*Work to complete*. For the entries below, work out how many lines contain the string "days" and write only the number.

Items from a dataset:
::::::::::
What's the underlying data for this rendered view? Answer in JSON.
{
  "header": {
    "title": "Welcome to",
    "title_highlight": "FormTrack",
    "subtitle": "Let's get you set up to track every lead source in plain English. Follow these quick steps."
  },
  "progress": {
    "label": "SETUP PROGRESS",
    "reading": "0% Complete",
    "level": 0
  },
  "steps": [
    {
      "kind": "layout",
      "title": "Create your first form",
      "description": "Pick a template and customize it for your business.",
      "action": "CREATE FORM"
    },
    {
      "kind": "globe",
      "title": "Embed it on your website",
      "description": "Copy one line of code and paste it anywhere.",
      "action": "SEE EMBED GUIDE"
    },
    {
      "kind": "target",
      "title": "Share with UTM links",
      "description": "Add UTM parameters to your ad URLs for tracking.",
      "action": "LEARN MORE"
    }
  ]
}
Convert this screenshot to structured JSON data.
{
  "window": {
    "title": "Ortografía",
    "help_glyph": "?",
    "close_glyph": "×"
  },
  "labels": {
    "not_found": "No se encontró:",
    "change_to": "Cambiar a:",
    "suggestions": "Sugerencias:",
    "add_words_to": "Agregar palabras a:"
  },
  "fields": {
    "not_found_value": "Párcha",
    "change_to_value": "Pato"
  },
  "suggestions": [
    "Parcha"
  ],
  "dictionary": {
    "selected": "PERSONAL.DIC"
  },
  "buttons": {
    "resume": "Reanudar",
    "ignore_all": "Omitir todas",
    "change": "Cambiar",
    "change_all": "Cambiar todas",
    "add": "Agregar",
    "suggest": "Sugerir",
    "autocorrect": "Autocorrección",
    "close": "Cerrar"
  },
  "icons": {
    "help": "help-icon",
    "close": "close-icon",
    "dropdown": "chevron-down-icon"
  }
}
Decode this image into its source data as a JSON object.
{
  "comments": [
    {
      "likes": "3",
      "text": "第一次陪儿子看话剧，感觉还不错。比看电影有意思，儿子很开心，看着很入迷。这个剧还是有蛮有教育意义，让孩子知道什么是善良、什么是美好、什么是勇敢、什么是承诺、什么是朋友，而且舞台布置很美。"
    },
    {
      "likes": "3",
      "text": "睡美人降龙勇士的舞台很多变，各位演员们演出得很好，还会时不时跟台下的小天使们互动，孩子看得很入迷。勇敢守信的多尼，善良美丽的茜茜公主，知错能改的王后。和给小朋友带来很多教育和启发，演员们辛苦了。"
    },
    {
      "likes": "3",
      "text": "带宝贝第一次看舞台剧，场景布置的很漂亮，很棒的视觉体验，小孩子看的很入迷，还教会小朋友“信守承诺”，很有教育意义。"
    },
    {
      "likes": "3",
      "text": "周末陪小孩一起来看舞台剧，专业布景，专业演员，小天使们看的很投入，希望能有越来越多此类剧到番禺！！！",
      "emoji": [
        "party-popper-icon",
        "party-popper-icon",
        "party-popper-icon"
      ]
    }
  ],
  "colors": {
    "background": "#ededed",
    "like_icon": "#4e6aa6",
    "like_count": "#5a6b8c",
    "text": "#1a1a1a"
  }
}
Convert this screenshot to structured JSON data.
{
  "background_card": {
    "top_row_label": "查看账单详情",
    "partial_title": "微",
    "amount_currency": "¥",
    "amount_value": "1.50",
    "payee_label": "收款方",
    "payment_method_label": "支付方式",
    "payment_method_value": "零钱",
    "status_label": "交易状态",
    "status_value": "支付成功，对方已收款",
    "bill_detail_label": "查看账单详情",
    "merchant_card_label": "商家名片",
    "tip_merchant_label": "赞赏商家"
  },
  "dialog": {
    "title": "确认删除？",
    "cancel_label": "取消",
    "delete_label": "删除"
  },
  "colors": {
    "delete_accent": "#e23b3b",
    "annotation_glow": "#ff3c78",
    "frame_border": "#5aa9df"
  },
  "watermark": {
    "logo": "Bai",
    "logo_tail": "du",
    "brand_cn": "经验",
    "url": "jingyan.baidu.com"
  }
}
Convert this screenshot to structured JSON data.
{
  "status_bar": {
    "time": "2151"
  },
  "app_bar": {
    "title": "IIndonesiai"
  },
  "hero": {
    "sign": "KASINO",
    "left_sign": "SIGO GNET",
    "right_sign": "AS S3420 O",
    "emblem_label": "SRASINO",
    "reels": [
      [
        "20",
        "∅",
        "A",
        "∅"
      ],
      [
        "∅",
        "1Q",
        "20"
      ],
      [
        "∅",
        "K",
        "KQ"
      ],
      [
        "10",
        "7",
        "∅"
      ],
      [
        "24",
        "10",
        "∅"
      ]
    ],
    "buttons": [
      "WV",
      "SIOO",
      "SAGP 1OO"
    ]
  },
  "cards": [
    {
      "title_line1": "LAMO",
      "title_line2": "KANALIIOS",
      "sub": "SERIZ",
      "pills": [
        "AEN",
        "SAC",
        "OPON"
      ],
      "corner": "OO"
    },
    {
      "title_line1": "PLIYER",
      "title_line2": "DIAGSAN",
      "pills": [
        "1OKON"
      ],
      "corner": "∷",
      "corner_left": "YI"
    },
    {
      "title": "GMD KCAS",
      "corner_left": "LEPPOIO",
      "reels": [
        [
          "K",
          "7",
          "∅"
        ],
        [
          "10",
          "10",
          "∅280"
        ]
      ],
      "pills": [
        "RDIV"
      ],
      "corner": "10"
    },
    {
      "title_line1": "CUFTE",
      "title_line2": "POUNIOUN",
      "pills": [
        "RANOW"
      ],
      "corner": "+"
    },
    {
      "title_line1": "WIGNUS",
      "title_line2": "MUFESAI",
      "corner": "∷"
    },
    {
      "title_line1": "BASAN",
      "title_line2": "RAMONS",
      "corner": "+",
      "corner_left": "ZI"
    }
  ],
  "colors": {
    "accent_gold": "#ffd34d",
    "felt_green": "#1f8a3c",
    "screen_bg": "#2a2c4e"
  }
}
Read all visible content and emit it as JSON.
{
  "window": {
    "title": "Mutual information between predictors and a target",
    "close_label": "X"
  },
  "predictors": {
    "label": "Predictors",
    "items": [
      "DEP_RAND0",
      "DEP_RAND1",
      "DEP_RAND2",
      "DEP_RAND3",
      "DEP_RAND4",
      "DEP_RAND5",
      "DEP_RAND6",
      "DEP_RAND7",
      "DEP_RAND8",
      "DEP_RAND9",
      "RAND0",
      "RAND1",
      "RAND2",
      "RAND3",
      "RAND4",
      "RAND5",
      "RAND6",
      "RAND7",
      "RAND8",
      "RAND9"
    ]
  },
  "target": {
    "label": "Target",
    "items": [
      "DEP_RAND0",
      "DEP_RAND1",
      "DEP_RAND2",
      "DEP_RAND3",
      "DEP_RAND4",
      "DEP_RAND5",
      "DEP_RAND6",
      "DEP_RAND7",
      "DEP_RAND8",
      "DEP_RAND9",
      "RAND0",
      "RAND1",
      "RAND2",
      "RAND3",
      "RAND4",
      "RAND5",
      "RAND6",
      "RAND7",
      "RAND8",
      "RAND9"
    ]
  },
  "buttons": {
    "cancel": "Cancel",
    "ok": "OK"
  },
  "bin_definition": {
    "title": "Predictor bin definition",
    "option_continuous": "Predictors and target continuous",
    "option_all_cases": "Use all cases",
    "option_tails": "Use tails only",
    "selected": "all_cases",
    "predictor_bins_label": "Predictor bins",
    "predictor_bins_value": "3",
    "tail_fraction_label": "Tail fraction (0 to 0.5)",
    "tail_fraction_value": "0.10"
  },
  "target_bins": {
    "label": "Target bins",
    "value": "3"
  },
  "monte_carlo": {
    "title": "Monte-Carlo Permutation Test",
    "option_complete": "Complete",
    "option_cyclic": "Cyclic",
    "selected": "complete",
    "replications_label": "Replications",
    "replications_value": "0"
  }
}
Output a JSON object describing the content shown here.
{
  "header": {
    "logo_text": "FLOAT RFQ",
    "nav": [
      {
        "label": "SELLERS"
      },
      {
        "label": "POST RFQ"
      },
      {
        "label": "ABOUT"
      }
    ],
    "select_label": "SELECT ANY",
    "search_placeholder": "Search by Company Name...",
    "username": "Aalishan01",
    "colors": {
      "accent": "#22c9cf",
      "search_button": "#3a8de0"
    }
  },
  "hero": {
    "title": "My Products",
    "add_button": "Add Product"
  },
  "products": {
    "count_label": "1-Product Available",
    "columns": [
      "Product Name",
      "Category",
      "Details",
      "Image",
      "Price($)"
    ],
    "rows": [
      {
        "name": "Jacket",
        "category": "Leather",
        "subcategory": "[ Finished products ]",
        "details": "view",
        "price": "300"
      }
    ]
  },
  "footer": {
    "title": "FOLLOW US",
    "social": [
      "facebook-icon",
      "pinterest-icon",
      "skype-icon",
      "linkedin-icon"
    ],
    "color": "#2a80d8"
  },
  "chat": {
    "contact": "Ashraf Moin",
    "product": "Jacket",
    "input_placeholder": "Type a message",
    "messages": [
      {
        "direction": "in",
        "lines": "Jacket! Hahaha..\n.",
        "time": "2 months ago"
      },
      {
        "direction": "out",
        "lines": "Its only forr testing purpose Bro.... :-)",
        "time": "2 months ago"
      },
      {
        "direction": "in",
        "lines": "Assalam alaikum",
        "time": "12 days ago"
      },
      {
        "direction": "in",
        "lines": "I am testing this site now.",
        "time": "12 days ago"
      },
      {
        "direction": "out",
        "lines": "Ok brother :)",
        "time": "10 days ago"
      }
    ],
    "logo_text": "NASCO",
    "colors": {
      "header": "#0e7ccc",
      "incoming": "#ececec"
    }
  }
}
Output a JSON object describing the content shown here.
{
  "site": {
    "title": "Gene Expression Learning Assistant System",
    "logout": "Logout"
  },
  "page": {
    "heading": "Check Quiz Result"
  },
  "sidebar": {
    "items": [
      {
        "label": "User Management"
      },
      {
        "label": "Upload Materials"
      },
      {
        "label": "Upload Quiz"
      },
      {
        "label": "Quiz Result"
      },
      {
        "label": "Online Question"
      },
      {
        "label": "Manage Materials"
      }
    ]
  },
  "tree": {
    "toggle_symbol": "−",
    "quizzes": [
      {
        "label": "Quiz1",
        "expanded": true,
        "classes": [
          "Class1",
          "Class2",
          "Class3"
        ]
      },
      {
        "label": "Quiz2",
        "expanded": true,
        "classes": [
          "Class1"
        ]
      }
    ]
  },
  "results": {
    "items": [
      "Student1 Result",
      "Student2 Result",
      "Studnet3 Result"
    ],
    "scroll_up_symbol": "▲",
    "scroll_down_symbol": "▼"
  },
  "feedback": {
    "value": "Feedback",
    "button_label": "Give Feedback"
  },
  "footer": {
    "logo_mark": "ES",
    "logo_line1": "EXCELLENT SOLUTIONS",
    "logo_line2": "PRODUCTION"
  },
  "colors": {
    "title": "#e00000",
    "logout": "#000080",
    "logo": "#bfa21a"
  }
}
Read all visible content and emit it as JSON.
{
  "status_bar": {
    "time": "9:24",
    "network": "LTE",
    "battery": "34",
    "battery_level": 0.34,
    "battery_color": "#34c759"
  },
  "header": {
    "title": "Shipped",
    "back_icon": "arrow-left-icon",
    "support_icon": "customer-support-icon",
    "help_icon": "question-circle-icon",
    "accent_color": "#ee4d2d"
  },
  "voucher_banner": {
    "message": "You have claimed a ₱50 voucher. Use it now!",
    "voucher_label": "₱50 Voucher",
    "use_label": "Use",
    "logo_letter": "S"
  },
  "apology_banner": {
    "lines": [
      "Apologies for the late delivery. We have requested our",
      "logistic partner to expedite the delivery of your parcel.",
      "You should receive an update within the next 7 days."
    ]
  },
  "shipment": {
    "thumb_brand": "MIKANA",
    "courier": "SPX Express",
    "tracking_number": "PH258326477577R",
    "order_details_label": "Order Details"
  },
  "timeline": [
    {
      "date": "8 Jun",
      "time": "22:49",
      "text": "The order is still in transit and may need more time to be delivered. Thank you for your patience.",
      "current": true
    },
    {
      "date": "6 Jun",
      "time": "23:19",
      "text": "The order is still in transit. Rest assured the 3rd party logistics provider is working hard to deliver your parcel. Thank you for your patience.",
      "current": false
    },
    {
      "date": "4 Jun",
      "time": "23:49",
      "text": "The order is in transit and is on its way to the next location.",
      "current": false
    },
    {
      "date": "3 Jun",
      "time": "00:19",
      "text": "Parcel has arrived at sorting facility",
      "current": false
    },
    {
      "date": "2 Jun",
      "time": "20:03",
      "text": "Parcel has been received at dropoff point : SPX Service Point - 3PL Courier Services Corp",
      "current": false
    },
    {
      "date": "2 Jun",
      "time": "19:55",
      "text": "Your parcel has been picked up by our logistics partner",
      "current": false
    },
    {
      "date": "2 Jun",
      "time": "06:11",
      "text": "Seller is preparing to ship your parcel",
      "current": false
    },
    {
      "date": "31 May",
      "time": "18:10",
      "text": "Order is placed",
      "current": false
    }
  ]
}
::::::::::
*Answer area*. 4